|Warrior's Dyke, the stones are the foundation of hut settlements|
Nostalgia on a miserable day!!
The wind has started up, grey and wet, Autumn is making her presence felt, someone on TMA has been to an area I know well, St.Davids and it brings back memories of wandering with Moss in the Welsh landscape......
Sat on the floor in front of my books, can I throw any away, no is the answer, they are the ones that accompanied me on my divorce, these must stay even the archaeological ones. I pick up the old exercise books I have recorded in so many years ago, they are commonplace books, written so neatly in that slanting writing I learnt in the drawing office of my almost first job. Old poems, sayings current at the time, Ruskin is there talking about the Pre-raphaelites, Dosteyevsky's chapter on The Grand Inquisitor, Goldsmith's poem of course and there is Thomas Hardy poem's with his bleak lamenting at the grave side for his former wife, the poems the children wrote when young. So what would I choose, well maybe words from the Iliad, there is a phase in this quote that often drifts through my mind 'soft as the fleeces of descending snow'.
But when Ulysses rose, in thought profound,
his modest eyes he fixed upon the ground,
As one unskilled or dumb he seems to stand,
Nor raised his head, nor stretch'd his sceptred hand;
But, when he speaks, what elocution flows.
Soft as the fleeces of descending snows,
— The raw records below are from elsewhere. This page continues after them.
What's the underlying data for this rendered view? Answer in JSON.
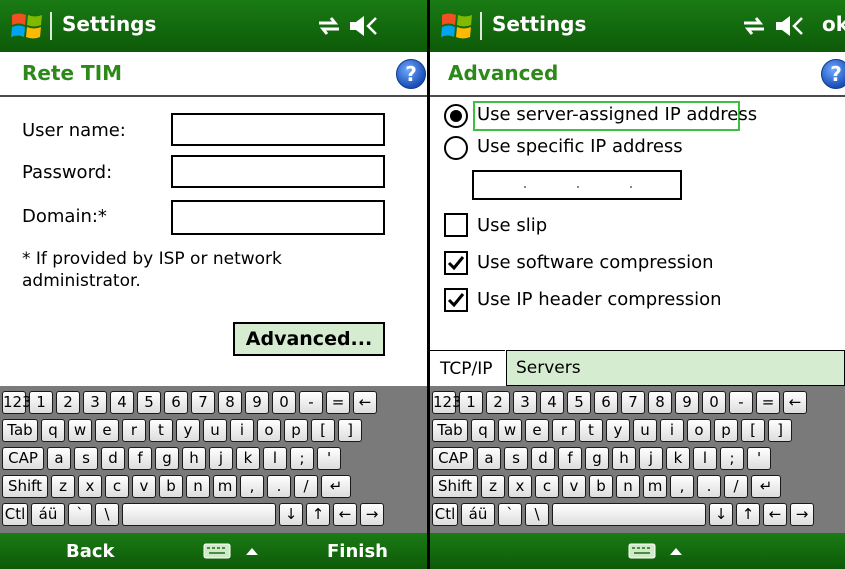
{
  "left": {
    "title": "Settings",
    "subhead": "Rete TIM",
    "help": "?",
    "fields": {
      "username_label": "User name:",
      "password_label": "Password:",
      "domain_label": "Domain:*"
    },
    "note": "* If provided by ISP or network administrator.",
    "advanced_button": "Advanced...",
    "softkeys": {
      "left": "Back",
      "right": "Finish"
    }
  },
  "right": {
    "title": "Settings",
    "ok": "ok",
    "subhead": "Advanced",
    "help": "?",
    "options": {
      "server_ip": "Use server-assigned IP address",
      "specific_ip": "Use specific IP address",
      "slip": "Use slip",
      "sw_compression": "Use software compression",
      "ip_header_compression": "Use IP header compression"
    },
    "selected_option": "server_ip",
    "checked": {
      "slip": false,
      "sw_compression": true,
      "ip_header_compression": true
    },
    "tabs": [
      "TCP/IP",
      "Servers"
    ]
  },
  "keyboard": {
    "row1": [
      "123",
      "1",
      "2",
      "3",
      "4",
      "5",
      "6",
      "7",
      "8",
      "9",
      "0",
      "-",
      "=",
      "←"
    ],
    "row2": [
      "Tab",
      "q",
      "w",
      "e",
      "r",
      "t",
      "y",
      "u",
      "i",
      "o",
      "p",
      "[",
      "]"
    ],
    "row3": [
      "CAP",
      "a",
      "s",
      "d",
      "f",
      "g",
      "h",
      "j",
      "k",
      "l",
      ";",
      "'"
    ],
    "row4": [
      "Shift",
      "z",
      "x",
      "c",
      "v",
      "b",
      "n",
      "m",
      ",",
      ".",
      "/",
      "↵"
    ],
    "row5": [
      "Ctl",
      "áü",
      "`",
      "\\",
      "",
      "↓",
      "↑",
      "←",
      "→"
    ]
  },
  "colors": {
    "titlebar": "#157012",
    "accent_green": "#2d8a1a",
    "button_bg": "#d5ecd0",
    "focus": "#3fbf3f"
  }
}
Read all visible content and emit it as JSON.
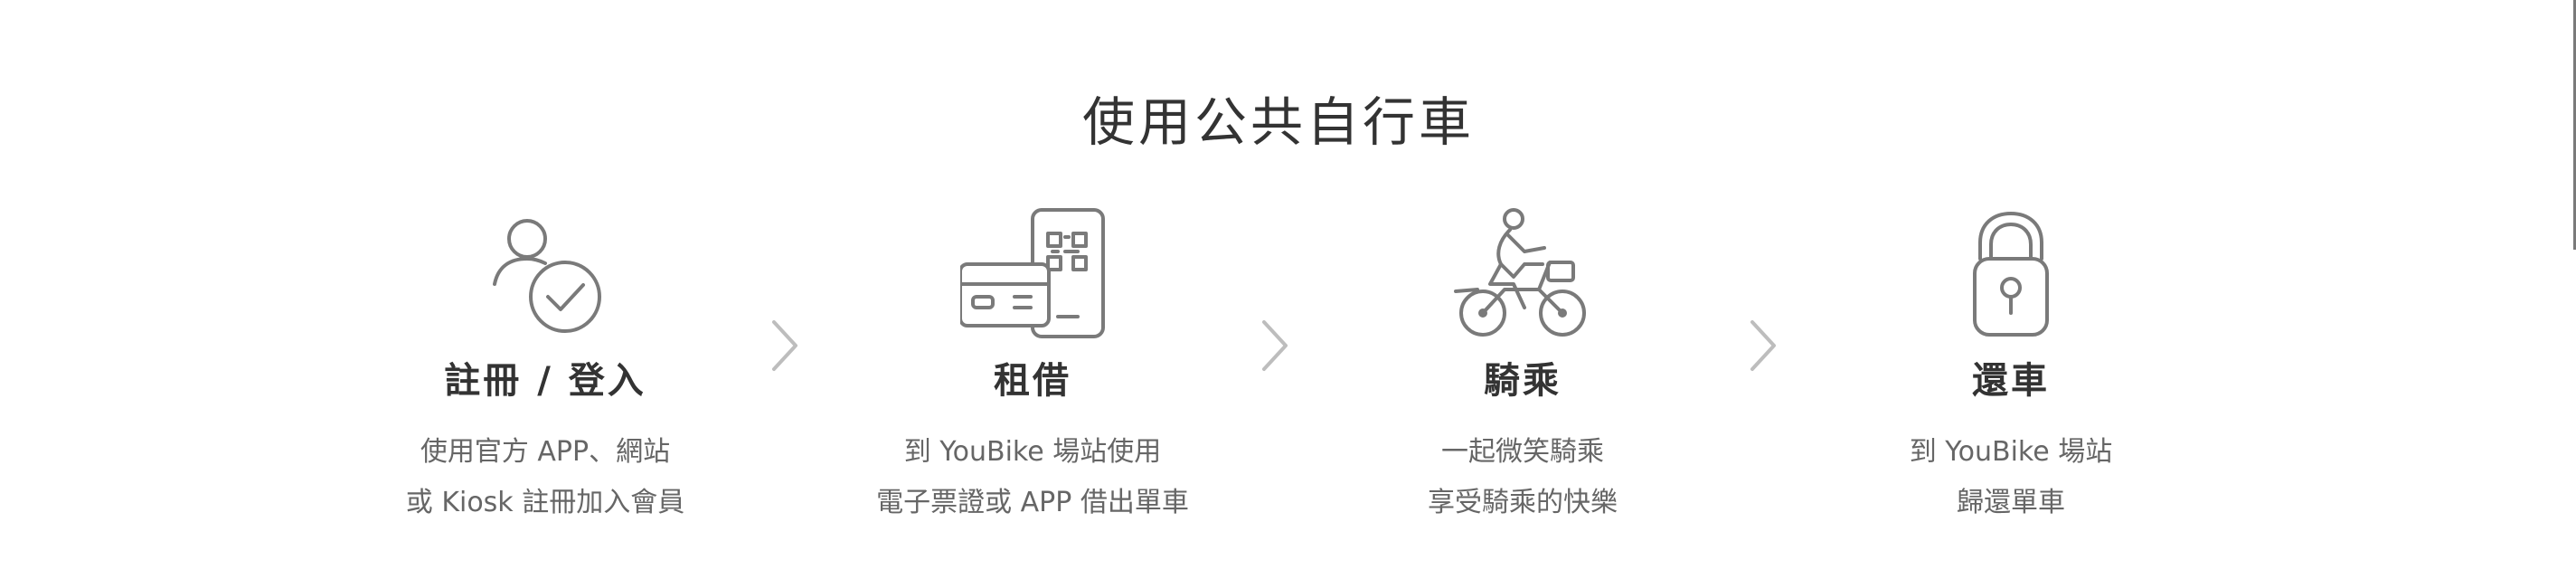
{
  "section": {
    "title": "使用公共自行車"
  },
  "steps": [
    {
      "icon": "user-check-icon",
      "title": "註冊 / 登入",
      "desc_line1": "使用官方 APP、網站",
      "desc_line2": "或 Kiosk 註冊加入會員"
    },
    {
      "icon": "card-phone-qr-icon",
      "title": "租借",
      "desc_line1": "到 YouBike 場站使用",
      "desc_line2": "電子票證或 APP 借出單車"
    },
    {
      "icon": "bicycle-rider-icon",
      "title": "騎乘",
      "desc_line1": "一起微笑騎乘",
      "desc_line2": "享受騎乘的快樂"
    },
    {
      "icon": "padlock-icon",
      "title": "還車",
      "desc_line1": "到 YouBike 場站",
      "desc_line2": "歸還單車"
    }
  ],
  "arrows": [
    "chevron-right-icon",
    "chevron-right-icon",
    "chevron-right-icon"
  ],
  "colors": {
    "text": "#333333",
    "muted": "#666666",
    "icon": "#7a7a7a",
    "arrow": "#bdbdbd"
  }
}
The copious accents fall, with easy art
Melting they fall, and sink into the heart
Wondering we hear, and fix'd in deep surprise,
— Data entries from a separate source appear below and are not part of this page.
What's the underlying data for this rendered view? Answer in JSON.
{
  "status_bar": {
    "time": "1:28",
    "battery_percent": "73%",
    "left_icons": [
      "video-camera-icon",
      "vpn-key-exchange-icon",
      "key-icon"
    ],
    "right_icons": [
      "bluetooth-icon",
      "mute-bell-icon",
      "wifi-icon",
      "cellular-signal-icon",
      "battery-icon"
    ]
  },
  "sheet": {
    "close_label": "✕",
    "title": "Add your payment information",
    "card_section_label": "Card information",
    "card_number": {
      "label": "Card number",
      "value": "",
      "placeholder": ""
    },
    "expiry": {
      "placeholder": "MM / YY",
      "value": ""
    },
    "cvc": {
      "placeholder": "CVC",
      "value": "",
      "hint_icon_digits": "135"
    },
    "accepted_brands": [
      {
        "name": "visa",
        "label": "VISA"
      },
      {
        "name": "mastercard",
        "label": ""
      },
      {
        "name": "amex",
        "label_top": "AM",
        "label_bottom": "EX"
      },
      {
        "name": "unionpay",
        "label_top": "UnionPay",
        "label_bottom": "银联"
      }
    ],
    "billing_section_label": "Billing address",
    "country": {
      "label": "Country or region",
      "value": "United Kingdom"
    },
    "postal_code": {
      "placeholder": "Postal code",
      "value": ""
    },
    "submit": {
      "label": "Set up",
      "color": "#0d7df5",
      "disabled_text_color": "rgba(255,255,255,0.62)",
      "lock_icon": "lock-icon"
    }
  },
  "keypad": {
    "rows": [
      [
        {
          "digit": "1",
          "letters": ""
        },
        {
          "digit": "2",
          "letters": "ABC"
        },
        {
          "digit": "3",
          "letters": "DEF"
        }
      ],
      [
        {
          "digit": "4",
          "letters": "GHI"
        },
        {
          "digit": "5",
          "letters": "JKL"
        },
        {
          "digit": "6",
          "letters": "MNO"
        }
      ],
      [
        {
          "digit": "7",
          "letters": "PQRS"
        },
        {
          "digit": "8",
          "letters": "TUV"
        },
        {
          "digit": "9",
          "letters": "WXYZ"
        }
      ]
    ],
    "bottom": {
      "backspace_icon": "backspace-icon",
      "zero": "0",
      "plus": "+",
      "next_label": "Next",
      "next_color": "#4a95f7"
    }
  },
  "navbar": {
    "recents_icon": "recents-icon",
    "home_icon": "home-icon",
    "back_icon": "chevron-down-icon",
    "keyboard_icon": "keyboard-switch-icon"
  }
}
Our ears refute the censure of our eyes.
These words come from four eighteenth century books, written in that funny print of the time. John Ruskin next, I got rid of some of his books, but kept several, such a prolific, one might also say boring writer!
The largest soul of any country is altogether its own. Not the citizens of the world, but of his own city - nay for the best man, you may say, of his own village. Patriot always, provincial always, of his own crag or field always. A Liddesdale man, or a Tynedale;
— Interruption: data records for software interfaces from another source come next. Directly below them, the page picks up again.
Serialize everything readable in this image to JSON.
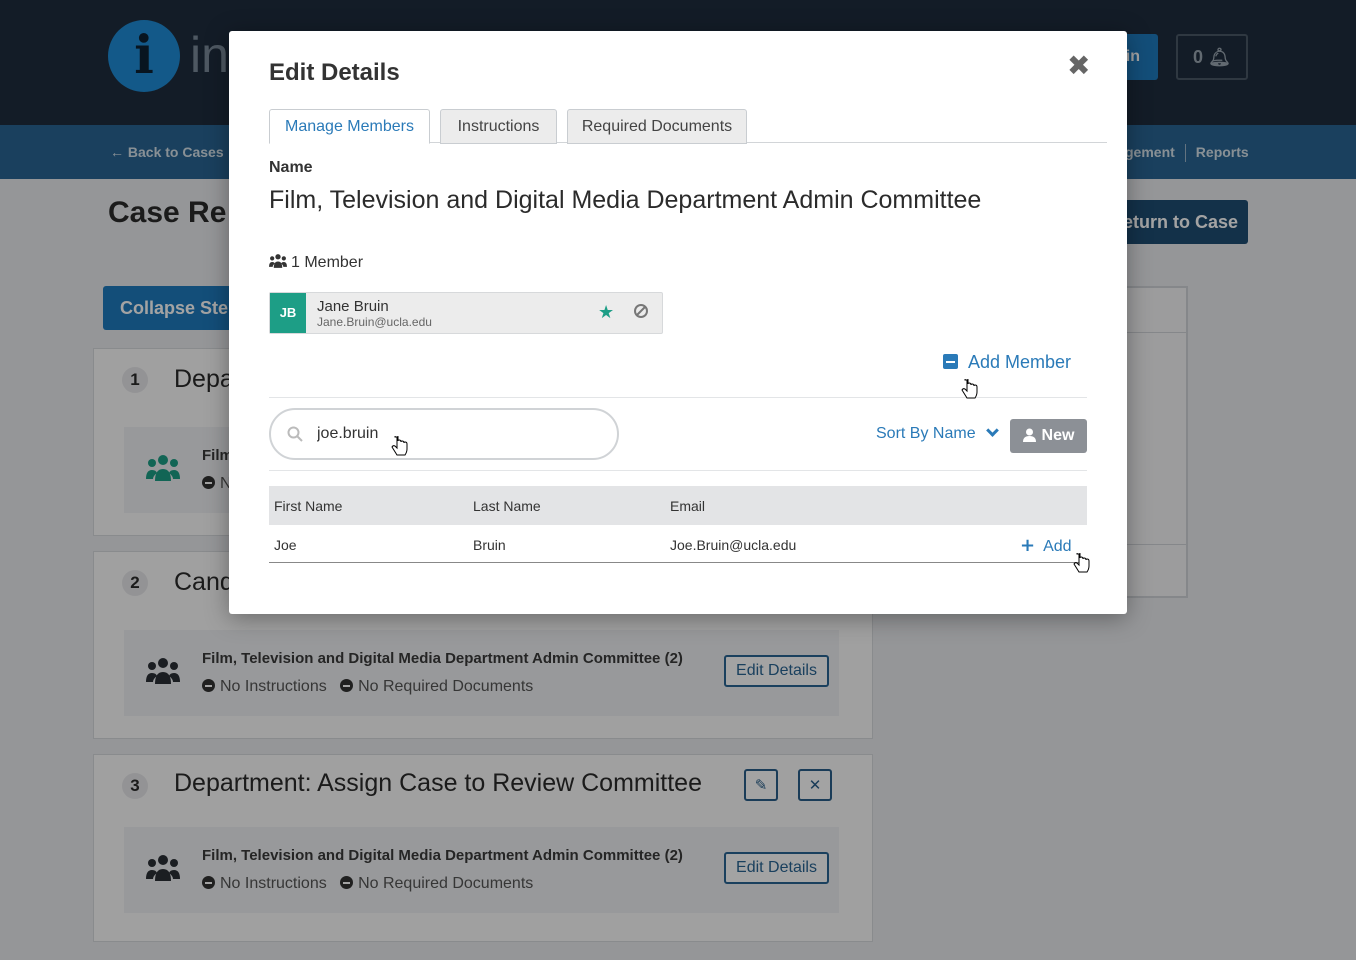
{
  "app": {
    "logo_text": "in",
    "top_button_label": "in",
    "notification_count": "0",
    "back_link": "Back to Cases",
    "nav_right": [
      "gement",
      "Reports"
    ],
    "page_title": "Case Re",
    "return_button": "Return to Case",
    "collapse_button": "Collapse Steps"
  },
  "steps": [
    {
      "number": "1",
      "title": "Depa",
      "committee_name": "Film",
      "meta": "N"
    },
    {
      "number": "2",
      "title": "Cand",
      "committee_name": "Film, Television and Digital Media Department Admin Committee (2)",
      "instructions": "No Instructions",
      "documents": "No Required Documents",
      "edit_button": "Edit Details"
    },
    {
      "number": "3",
      "title": "Department: Assign Case to Review Committee",
      "committee_name": "Film, Television and Digital Media Department Admin Committee (2)",
      "instructions": "No Instructions",
      "documents": "No Required Documents",
      "edit_button": "Edit Details",
      "edit_icon": "pencil-icon",
      "delete_icon": "close-icon"
    }
  ],
  "modal": {
    "title": "Edit Details",
    "tabs": [
      {
        "label": "Manage Members",
        "active": true
      },
      {
        "label": "Instructions",
        "active": false
      },
      {
        "label": "Required Documents",
        "active": false
      }
    ],
    "name_label": "Name",
    "name_value": "Film, Television and Digital Media Department Admin Committee",
    "member_count": "1 Member",
    "members": [
      {
        "initials": "JB",
        "name": "Jane Bruin",
        "email": "Jane.Bruin@ucla.edu",
        "starred": true
      }
    ],
    "add_member_label": "Add Member",
    "search": {
      "value": "joe.bruin",
      "placeholder": ""
    },
    "sort_label": "Sort By Name",
    "new_button": "New",
    "results": {
      "columns": [
        "First Name",
        "Last Name",
        "Email"
      ],
      "rows": [
        {
          "first": "Joe",
          "last": "Bruin",
          "email": "Joe.Bruin@ucla.edu",
          "action": "Add"
        }
      ]
    }
  },
  "colors": {
    "accent": "#2a7ab8",
    "avatar": "#1d9e86",
    "header": "#1f2d3d",
    "subnav": "#2a6593"
  }
}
Angelico from the Rock of Fesole, or Virgil from the Mantuan Marsh. You dream of National Unity! - you might as well strive to melt the stars down into a nugget and stamp them small into coin with one Caesar's face. Ruskin - Art of England.
I wonder how he would have viewed the world today, though the truth of the matter is that we haven't really changed.........